Shari Jones was suiting up for the Maryland Terrapins and the Montgomery field hockey team, her former high school squad, was off to a rocky start.
The Cougars were 0-2-1 and struggling to find an identity without Jones – their star performer from last year’s school-record 15-win season – who now plays for one of America’s premier Division I field hockey programs.
So, head coach Tiffany Trockenbrod addressed her team – and they’ve certainly responded.
“I told them, at one point, that the biggest challenge would be learning how to come together without Shari, who we had last year and went on to play at the University of Maryland,” Trockenbrod said. “I think they really took that to heart and I feel like we’re playing more as a team.”
That team reeled of six straight wins, all by shutout, before falling last Thursday in a 1-0 nail-biter to top-notch Warren Hills (8-1). During Montgomery’s six-game winning spree, the Cougars (6-3-1) outscored their competition an astounding 21-0.
If anyone has stepped up and filled the shoes of Jones, it’s been senior Erica Hrudowsky. Last season, Hrudowsky led Montgomery in scoring, but her game worked off Jones’. This year, Hrudowsky has become more assertive and well-rounded – sacrifices made to help Montgomery crawl out of its funk and realize its new game plan.
“Last year, I really relied on Shari hitting the ball up to me and then I did whatever I had to do,” Hrudowsky said. “This year, I’ve had to play more defense than offense and I’ve had to come back a lot. And I’ve had to take more possession of the ball, which I wasn’t really used to last year.”
Hrudowsky leads the Cougars in goals (8) and assists (5), while senior Natalie Colonna has been a key cog in the turnaround with five scores on the season, and goalie Kiran Sunduram has been nearly lights out.
Adjusting to life without Jones took time, but Montgomery seems to have found itself.
“She (Jones) was a really, really big part of our team and she controlled the pace of our game,” Hrudowsky said. “It’s not the same without her, but I think everyone did a good job of taking on a new role.”

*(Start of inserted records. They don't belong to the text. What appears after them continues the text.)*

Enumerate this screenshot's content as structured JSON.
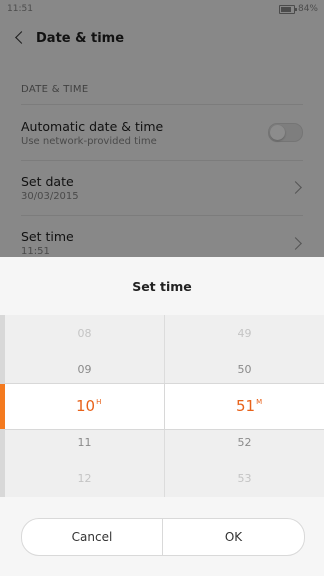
{
  "status_bar": {
    "time": "11:51",
    "battery": "84%",
    "battery_level": 0.84
  },
  "header": {
    "title": "Date & time"
  },
  "settings": {
    "section_header": "DATE & TIME",
    "rows": [
      {
        "label": "Automatic date & time",
        "sub": "Use network-provided time",
        "toggle_on": false
      },
      {
        "label": "Set date",
        "sub": "30/03/2015"
      },
      {
        "label": "Set time",
        "sub": "11:51"
      }
    ]
  },
  "dialog": {
    "title": "Set time",
    "hours": {
      "above2": "08",
      "above1": "09",
      "selected": "10",
      "unit": "H",
      "below1": "11",
      "below2": "12"
    },
    "minutes": {
      "above2": "49",
      "above1": "50",
      "selected": "51",
      "unit": "M",
      "below1": "52",
      "below2": "53"
    },
    "cancel_label": "Cancel",
    "ok_label": "OK"
  },
  "colors": {
    "accent": "#e8621a",
    "scrim": "rgba(0,0,0,0.45)"
  }
}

And Trockenbrod sees the difference. “In our first two losses, the kids didn’t play together – I don’t know if they knew how to at that point,” she said. “Now, I feel like we’ve started coming together.”